Our eyes are precious. The following is a summary of our recommendations for an eye-healthy environment:
- Enjoy the outdoors and natural sunlight as much as you can but do use eyewear that filters out UVA/UVB light.
- Never stare at sources of UV light without eye protection specific to the hazard: the sun, UV sterilization lamps, metal arc welding.
- Computer and digital device time should be limited for Infants and young children as their eyes are more sensitive. Protect them from looking directly at high CCT light fixtures.
- If you have two monitors for your computer, turn the second one off when you’re not actively using it for your work. You’ll save energy and you’ll avoid an unnecessary exposure to high energy visible light.
- Use your computer’s “night setting” to reduce blue light from the display after 6 pm. You may have to adjust the setting to 80% or higher to get the full benefit of blue light reduction. The images on your display will have an amber cast, but your eyes will thank you!
- If your eyes are very sensitive, or if there is blue light exposure that can’t be easily prevented, get a blue light filter or ‘Blue Blocking’ glasses. These come in many styles, including clip-ons for your prescription glasses, but do your research because not all products on the market are effective.
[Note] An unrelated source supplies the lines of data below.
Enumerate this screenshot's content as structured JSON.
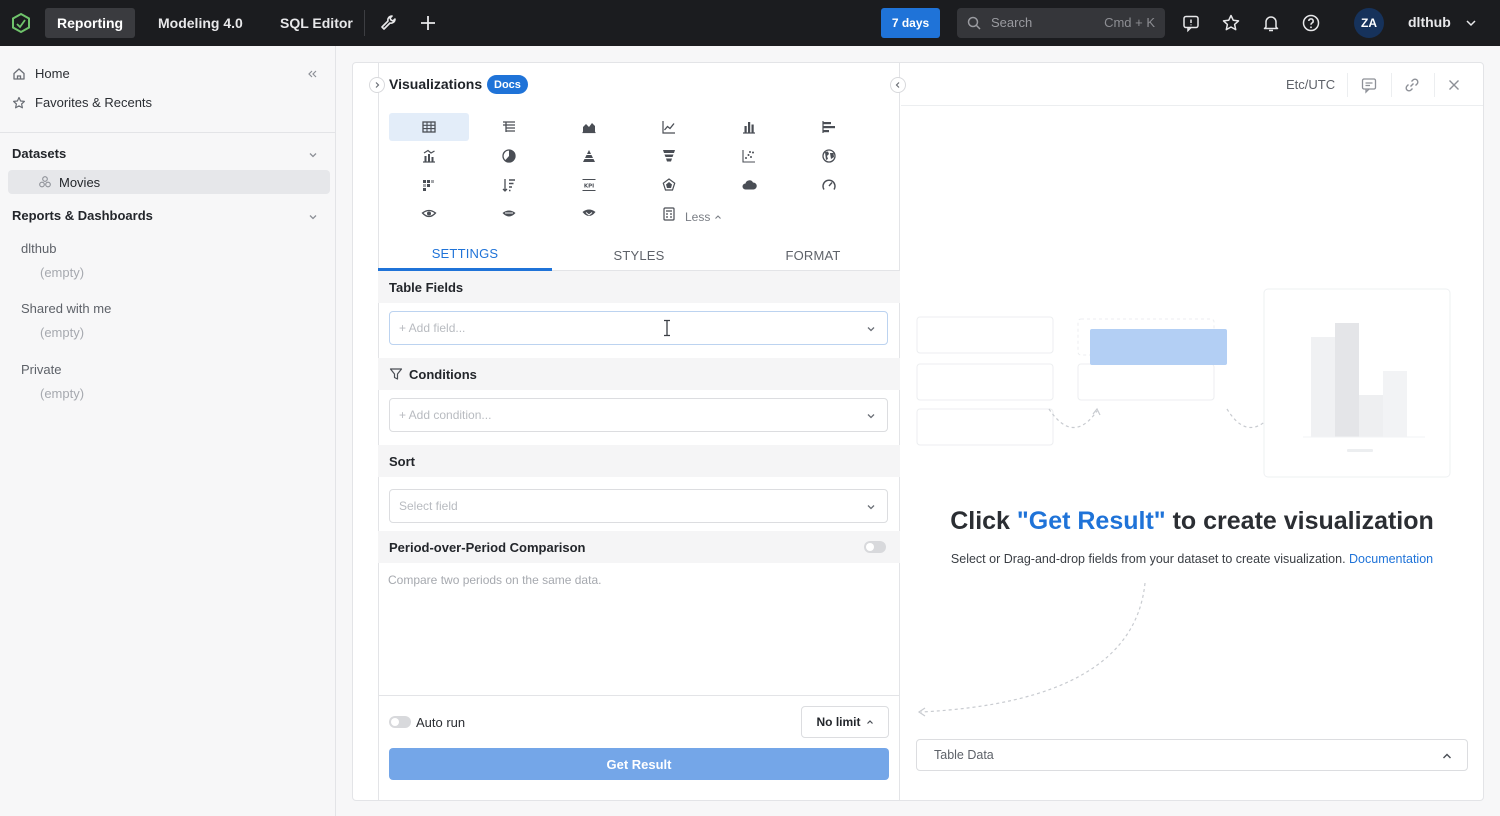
{
  "topbar": {
    "tabs": [
      {
        "label": "Reporting",
        "active": true
      },
      {
        "label": "Modeling 4.0",
        "active": false
      },
      {
        "label": "SQL Editor",
        "active": false
      }
    ],
    "days_label": "7 days",
    "search": {
      "placeholder": "Search",
      "shortcut": "Cmd + K"
    },
    "avatar_initials": "ZA",
    "username": "dlthub",
    "icons": [
      "logo-icon",
      "wrench-icon",
      "plus-icon",
      "search-icon",
      "feedback-icon",
      "star-icon",
      "bell-icon",
      "help-icon",
      "chevron-down-icon"
    ]
  },
  "sidebar": {
    "home": "Home",
    "favorites": "Favorites & Recents",
    "datasets_title": "Datasets",
    "dataset_item": "Movies",
    "reports_title": "Reports & Dashboards",
    "groups": [
      {
        "name": "dlthub",
        "empty": "(empty)"
      },
      {
        "name": "Shared with me",
        "empty": "(empty)"
      },
      {
        "name": "Private",
        "empty": "(empty)"
      }
    ]
  },
  "panel": {
    "title": "Visualizations",
    "docs_badge": "Docs",
    "viz_types": [
      "table",
      "pivot-table",
      "area",
      "line",
      "bar",
      "horizontal-bar",
      "combo",
      "pie",
      "pyramid",
      "funnel",
      "scatter",
      "map",
      "heatmap",
      "sorted-bar",
      "kpi",
      "radar",
      "word-cloud",
      "gauge",
      "retention-1",
      "retention-2",
      "retention-3",
      "metric-sheet"
    ],
    "less_label": "Less",
    "tabs": [
      "SETTINGS",
      "STYLES",
      "FORMAT"
    ],
    "table_fields": {
      "title": "Table Fields",
      "placeholder": "+ Add field..."
    },
    "conditions": {
      "title": "Conditions",
      "placeholder": "+ Add condition..."
    },
    "sort": {
      "title": "Sort",
      "placeholder": "Select field"
    },
    "pop": {
      "title": "Period-over-Period Comparison",
      "hint": "Compare two periods on the same data."
    },
    "auto_run_label": "Auto run",
    "limit_label": "No limit",
    "get_result_label": "Get Result"
  },
  "result": {
    "timezone": "Etc/UTC",
    "cta_prefix": "Click ",
    "cta_highlight": "\"Get Result\"",
    "cta_suffix": " to create visualization",
    "sub_text": "Select or Drag-and-drop fields from your dataset to create visualization. ",
    "sub_link": "Documentation",
    "table_data_label": "Table Data"
  },
  "colors": {
    "accent": "#1f73d8",
    "topbar": "#1b1c1f",
    "button_disabled": "#74a6e8"
  }
}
- Avoid long periods of cell phone use, computer games and TV as these expose you to much greater levels of blue light than you typically receive from lighting, and you are continuously staring directly into the source of the blue light.
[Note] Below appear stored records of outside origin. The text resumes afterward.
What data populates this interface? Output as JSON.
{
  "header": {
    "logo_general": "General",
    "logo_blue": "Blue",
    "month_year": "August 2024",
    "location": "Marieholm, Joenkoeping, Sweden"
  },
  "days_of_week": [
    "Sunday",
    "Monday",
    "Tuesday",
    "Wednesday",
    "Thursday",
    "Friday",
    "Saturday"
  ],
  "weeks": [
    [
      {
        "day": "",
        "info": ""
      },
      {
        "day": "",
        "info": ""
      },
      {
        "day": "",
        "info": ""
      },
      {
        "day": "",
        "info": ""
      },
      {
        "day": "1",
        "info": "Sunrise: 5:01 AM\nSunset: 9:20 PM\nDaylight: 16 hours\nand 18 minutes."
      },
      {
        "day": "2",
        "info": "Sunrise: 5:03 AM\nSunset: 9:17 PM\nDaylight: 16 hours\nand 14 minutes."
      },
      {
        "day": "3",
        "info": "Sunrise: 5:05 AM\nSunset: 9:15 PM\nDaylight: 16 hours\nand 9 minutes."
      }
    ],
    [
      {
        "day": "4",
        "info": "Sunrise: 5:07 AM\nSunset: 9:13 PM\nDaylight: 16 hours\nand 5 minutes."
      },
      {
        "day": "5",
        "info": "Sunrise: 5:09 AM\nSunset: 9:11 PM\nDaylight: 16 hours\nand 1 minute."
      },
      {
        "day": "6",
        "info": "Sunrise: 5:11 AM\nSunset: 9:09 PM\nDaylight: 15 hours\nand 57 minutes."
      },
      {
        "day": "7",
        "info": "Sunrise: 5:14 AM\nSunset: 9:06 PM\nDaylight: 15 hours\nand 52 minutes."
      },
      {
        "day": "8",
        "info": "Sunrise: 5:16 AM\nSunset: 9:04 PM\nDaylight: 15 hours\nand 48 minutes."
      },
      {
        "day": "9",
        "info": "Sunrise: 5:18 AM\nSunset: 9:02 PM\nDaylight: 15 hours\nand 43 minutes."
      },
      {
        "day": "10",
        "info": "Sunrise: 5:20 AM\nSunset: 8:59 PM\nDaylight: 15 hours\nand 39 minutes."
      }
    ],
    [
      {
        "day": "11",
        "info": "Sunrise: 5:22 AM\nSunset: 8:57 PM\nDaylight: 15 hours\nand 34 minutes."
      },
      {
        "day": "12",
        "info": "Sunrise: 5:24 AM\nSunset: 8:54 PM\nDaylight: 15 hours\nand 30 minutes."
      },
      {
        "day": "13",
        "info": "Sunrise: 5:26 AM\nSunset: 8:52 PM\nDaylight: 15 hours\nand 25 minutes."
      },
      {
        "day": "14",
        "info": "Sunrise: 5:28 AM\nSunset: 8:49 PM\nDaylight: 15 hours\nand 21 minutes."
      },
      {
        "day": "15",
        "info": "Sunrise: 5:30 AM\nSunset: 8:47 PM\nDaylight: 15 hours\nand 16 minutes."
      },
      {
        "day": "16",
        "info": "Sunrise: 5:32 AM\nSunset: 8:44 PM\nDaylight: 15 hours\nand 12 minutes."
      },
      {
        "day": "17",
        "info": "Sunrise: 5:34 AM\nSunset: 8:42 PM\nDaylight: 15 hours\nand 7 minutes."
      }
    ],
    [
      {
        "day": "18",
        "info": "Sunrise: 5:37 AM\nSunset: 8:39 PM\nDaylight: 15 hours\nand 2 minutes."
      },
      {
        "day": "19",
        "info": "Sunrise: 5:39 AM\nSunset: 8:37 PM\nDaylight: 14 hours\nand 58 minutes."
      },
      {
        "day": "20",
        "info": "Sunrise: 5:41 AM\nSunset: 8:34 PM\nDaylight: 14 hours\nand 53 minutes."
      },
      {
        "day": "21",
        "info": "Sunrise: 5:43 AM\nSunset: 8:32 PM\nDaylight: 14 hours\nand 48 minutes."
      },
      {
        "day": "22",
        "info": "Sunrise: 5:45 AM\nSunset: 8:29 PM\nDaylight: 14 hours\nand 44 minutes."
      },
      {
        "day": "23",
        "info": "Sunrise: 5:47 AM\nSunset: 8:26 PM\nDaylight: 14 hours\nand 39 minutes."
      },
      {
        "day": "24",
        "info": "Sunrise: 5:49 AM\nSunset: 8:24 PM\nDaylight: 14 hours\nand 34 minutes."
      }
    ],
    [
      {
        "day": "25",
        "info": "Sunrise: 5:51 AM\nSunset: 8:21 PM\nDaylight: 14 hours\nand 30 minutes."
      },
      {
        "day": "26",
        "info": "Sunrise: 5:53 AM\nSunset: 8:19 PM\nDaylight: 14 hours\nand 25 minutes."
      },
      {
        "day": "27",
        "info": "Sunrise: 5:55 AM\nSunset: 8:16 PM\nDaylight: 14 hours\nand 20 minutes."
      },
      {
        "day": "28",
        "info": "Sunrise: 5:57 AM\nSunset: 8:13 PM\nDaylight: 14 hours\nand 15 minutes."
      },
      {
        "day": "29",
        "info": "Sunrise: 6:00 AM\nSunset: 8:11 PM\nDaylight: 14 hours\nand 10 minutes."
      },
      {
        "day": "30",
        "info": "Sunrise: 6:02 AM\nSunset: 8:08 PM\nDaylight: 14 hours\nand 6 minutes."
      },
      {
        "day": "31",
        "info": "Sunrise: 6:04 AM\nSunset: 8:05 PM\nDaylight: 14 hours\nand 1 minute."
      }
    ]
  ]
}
- For your home, or wherever you spend your evening time, warmer color temperatures (2700 or 3000K CCT) are best. If you have ‘cool white’ lighting (5000K or higher), use dimming, if possible, to reduce the level of light. LED fixtures are often equipped with electronic drivers capable of dimming but get expert help to match the type of dimming control to your specific fixtures as not all are compatible.
- Exposure to typical lighting levels of blue light during the daytime hours is actually beneficial for maintaining the body’s circadian rhythm. Blue light makes us alert, energized, and suppresses melatonin production which is natural during the daylight hours.
- Cheap LED lights may have flicker which can result in eye strain and headaches. If the flicker is at a frequency of 120 HZ, you won’t be able to perceive it but the constant fluctuation in light may still have a physiological effect. Big Shine LED fixtures are rated according to the IEEE 1789-2015.
- Pay attention to your nutrition; good eye health depends critically on good nutritional status. For those of us eating the typical American diet, supplements are necessary to adequately nourish our eyes. You’ll reap additional health benefits from doing so!
1. Markus Isser et al., High-energy visible light transparency and ultraviolet ray transmission of metallized rescue sheets; https://www.ncbi.nlm.nih.gov/pmc/articles/PMC6671957/
2. Gary Heiting, OD; Blue light facts: How blue light affects your eyes https://www.allaboutvision.com/cvs/blue-light.htm
3. Details on photobiological safety of LED light sources; Application Note No. AN002; Osram Opto Semiconductors; www.osram-os.com
4. Dr. Michael Royer; Spectral Power Distribution, The Building Block of Applied Lighting; PNNL, November 16, 2016. https://www.energy.gov/sites/prod/files/2016/11/f34/royer_spectral-power-dist_denver2016.pdf
6. MacNeil, Jason; “Protect Eyes from Screen-Time Damage”, Life Extension; December 2019; LifeExtension.com
7. Changzheng Yuan, Hui Chen et al; Dietary carotenoids related to risk of incident Alzheimer dementia (AD) and brain AD neuropathology: a community-based cohort of older adults; Am J Clin Nutr. 2020 Nov 12 https://dgjc.docguide.com/dietary-carotenoids-related-risk-incident-alzheimer-dementia-ad-and-brain-ad-neuropathology?overlay=3&nl_ref=newsletter&pk_campaign=newsletter&nl_eventid=152785&nl_campaignid=17838&MemberID=301357119
Above blog article prepared by August Kruesi, 1.5.2021 ©2021 Big Shine Energy